Go through the material and copy each line in which the word "first" shows up.

# [Stored data]
+ + + +
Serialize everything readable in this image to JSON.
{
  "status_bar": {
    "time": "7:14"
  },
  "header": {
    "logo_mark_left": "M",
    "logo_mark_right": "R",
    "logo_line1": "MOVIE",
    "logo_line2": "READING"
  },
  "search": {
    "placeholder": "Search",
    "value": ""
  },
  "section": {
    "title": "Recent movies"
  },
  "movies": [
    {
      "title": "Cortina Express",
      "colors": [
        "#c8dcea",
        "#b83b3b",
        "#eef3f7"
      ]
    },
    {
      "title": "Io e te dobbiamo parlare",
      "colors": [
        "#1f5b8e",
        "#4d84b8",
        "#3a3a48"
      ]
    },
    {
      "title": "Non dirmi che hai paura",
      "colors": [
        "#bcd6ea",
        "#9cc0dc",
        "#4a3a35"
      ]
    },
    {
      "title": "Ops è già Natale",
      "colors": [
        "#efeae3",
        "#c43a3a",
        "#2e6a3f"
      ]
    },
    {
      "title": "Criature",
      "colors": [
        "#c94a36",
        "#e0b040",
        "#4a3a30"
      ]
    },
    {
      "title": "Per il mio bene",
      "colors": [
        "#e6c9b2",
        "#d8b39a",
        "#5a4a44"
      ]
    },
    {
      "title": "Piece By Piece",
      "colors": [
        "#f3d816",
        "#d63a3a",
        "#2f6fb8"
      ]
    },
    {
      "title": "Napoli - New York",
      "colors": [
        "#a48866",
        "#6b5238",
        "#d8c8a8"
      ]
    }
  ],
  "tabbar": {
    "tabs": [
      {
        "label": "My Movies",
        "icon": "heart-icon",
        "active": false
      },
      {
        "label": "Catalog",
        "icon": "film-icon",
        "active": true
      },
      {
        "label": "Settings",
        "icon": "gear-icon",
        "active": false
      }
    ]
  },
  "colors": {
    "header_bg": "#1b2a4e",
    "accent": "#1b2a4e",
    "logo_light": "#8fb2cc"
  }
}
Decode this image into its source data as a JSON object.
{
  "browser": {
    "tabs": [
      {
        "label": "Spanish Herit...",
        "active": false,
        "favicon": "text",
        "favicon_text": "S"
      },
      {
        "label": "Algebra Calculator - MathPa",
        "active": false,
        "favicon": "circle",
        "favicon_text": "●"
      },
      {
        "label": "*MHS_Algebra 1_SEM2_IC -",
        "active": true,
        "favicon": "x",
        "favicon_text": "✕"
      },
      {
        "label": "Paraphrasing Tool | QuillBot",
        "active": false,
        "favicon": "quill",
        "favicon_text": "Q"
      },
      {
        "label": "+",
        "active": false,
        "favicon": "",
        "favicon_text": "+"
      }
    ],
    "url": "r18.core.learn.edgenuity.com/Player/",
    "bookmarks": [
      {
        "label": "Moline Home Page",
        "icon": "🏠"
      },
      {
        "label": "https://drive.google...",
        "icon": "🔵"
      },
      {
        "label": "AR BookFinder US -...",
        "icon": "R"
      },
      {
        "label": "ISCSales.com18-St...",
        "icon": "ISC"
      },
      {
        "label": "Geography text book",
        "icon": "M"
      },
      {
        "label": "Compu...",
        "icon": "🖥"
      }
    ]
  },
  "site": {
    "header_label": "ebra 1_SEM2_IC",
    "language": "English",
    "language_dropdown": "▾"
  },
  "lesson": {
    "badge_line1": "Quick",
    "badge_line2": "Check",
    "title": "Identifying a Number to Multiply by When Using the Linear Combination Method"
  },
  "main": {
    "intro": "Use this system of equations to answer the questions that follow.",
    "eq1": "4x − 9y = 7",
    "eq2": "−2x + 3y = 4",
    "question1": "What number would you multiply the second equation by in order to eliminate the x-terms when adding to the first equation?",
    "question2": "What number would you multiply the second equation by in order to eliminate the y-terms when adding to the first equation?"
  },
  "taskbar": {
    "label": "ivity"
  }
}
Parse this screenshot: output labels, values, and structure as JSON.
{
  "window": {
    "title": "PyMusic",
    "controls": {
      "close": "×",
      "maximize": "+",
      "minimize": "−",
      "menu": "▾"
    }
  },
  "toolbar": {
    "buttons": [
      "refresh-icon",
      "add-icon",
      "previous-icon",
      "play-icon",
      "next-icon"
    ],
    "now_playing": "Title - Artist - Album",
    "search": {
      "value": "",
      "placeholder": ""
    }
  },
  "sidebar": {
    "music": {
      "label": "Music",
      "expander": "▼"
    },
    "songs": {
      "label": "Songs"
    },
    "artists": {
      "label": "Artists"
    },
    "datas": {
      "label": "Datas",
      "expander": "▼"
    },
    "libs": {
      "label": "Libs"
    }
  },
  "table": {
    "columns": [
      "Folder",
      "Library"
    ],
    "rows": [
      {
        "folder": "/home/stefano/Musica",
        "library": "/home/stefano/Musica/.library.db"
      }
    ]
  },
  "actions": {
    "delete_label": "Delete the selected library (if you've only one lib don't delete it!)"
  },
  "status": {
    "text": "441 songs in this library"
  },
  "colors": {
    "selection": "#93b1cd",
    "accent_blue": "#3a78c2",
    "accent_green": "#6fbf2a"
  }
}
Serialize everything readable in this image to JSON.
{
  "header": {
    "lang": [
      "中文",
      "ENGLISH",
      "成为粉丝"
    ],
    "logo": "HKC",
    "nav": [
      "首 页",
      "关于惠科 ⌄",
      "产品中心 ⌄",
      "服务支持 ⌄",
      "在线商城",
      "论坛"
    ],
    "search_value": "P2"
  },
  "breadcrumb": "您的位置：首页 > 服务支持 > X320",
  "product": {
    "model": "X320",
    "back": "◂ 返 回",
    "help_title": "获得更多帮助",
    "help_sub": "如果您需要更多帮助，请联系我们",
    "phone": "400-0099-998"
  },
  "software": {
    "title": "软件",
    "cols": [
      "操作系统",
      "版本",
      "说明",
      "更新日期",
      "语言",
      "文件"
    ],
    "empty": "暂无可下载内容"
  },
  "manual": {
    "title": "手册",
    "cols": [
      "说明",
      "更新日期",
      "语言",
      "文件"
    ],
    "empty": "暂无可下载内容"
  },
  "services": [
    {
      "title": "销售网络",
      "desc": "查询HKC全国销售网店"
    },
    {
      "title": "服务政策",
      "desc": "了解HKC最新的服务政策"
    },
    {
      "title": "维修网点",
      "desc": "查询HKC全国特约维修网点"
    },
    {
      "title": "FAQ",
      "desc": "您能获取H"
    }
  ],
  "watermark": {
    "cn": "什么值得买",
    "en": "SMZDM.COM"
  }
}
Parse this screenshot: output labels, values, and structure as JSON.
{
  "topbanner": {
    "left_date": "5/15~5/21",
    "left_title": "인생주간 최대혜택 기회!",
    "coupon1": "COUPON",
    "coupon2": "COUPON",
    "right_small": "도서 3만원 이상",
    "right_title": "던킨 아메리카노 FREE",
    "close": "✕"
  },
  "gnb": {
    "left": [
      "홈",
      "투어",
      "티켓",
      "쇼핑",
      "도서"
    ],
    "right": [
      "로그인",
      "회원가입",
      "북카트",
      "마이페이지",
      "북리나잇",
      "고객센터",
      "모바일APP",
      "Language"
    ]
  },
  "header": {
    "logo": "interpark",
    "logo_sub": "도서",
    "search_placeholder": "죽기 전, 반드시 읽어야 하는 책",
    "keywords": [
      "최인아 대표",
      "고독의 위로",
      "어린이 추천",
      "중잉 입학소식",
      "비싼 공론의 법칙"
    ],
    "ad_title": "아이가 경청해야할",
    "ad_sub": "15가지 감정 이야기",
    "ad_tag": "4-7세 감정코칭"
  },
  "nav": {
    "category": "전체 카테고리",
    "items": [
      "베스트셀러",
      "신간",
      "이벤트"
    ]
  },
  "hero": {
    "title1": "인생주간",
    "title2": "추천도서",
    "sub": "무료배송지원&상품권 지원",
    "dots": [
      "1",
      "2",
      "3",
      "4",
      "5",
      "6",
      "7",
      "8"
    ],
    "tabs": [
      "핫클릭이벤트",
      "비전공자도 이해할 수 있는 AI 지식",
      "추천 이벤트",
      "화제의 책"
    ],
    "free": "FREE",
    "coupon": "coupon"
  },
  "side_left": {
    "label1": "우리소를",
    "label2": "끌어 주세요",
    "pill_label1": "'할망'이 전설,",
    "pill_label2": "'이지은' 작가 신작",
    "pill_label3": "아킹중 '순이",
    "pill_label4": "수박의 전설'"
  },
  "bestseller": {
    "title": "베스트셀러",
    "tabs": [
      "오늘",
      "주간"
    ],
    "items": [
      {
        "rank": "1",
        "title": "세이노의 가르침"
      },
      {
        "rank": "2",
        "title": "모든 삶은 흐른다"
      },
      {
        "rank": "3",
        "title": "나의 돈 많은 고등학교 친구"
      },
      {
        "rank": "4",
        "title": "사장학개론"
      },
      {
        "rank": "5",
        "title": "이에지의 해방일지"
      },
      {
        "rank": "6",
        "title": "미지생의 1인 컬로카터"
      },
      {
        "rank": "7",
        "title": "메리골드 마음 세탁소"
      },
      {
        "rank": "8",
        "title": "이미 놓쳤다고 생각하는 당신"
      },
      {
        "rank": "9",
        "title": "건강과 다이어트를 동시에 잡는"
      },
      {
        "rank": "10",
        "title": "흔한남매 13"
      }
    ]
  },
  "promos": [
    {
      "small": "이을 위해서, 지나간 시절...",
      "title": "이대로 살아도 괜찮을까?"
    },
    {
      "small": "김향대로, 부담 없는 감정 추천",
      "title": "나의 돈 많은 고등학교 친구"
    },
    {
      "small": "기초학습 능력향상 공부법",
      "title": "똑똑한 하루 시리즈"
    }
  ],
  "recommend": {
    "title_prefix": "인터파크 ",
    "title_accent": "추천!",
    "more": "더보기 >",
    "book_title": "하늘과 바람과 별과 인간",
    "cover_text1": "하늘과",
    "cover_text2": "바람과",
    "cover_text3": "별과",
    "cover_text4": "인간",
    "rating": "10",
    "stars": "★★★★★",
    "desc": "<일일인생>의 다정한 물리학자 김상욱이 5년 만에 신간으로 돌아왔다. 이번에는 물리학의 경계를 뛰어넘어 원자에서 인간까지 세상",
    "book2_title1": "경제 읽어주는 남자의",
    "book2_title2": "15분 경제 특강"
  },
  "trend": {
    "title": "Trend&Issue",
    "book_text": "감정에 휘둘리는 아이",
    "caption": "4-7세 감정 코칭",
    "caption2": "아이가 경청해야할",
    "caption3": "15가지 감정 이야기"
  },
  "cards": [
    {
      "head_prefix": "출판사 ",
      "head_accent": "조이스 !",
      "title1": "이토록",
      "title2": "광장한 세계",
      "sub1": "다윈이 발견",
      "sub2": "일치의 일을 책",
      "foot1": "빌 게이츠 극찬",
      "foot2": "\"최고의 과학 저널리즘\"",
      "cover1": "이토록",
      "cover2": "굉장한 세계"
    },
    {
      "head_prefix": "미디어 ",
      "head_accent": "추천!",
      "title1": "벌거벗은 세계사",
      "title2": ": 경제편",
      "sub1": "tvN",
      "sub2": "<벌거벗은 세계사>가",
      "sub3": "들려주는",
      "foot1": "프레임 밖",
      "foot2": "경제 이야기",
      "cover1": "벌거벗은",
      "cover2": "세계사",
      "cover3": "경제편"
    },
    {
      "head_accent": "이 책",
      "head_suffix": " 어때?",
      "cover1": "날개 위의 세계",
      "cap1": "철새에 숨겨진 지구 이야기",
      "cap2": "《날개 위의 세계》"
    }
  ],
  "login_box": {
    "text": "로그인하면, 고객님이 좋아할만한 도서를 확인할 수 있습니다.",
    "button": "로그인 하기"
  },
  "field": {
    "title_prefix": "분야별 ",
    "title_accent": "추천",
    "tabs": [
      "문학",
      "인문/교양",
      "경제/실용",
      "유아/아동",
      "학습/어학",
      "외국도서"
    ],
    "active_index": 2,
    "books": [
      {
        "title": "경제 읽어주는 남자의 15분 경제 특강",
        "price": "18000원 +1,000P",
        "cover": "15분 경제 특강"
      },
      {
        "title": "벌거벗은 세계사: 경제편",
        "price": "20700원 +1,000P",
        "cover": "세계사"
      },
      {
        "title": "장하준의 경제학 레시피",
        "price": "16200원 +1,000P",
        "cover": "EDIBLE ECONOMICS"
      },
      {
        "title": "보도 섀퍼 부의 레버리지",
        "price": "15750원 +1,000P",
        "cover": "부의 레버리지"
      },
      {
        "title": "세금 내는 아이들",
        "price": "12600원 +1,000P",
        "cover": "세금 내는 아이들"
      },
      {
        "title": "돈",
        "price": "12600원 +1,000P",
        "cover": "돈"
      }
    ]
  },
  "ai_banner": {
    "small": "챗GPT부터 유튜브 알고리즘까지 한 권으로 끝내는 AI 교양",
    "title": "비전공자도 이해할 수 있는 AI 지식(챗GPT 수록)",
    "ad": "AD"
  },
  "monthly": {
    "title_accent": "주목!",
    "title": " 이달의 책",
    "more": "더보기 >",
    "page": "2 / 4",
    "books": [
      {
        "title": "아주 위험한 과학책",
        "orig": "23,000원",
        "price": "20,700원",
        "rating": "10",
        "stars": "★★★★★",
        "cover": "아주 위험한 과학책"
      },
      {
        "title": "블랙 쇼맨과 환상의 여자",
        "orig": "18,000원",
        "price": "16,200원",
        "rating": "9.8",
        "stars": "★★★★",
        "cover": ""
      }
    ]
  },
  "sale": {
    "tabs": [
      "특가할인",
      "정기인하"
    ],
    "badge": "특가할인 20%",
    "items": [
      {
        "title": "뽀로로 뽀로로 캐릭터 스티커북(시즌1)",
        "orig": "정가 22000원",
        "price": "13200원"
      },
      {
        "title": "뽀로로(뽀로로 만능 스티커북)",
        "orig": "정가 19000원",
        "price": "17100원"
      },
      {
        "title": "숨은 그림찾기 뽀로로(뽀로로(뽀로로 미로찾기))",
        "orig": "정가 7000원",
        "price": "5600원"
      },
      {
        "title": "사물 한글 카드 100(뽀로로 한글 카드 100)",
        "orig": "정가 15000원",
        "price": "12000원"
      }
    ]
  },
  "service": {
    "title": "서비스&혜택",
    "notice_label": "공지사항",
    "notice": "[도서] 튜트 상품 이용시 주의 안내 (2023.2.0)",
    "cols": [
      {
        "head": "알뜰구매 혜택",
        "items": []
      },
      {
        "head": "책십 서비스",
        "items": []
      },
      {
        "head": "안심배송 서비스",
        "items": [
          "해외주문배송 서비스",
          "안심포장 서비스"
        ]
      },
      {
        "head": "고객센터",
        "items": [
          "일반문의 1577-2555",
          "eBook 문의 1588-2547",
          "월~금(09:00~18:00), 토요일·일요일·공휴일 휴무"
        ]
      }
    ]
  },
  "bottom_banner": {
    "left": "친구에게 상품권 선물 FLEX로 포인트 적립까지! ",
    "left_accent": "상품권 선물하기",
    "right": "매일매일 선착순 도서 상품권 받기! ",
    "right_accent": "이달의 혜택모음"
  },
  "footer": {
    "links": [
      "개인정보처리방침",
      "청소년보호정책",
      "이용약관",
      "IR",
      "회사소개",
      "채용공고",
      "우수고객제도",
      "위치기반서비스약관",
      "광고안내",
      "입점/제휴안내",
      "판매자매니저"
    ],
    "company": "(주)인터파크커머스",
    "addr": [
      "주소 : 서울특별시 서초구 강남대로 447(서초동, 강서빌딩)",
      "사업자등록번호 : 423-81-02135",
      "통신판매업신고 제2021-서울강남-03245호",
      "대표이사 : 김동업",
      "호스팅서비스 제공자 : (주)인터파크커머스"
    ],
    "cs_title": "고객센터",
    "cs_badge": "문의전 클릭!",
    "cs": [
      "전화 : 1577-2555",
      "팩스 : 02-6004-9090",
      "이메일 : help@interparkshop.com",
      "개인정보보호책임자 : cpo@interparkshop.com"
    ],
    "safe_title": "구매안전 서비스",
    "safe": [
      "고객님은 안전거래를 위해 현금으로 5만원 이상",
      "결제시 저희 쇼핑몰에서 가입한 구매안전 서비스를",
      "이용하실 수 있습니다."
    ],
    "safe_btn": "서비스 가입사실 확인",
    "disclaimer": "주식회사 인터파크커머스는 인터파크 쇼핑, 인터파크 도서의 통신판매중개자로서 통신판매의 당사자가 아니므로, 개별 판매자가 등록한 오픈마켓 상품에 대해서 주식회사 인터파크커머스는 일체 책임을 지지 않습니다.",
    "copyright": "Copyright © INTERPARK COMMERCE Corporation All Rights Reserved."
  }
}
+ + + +
# [Exercise result]
    "question1": "What number would you multiply the second equation by in order to eliminate the x-terms when adding to the first equation?",
    "question2": "What number would you multiply the second equation by in order to eliminate the y-terms when adding to the first equation?"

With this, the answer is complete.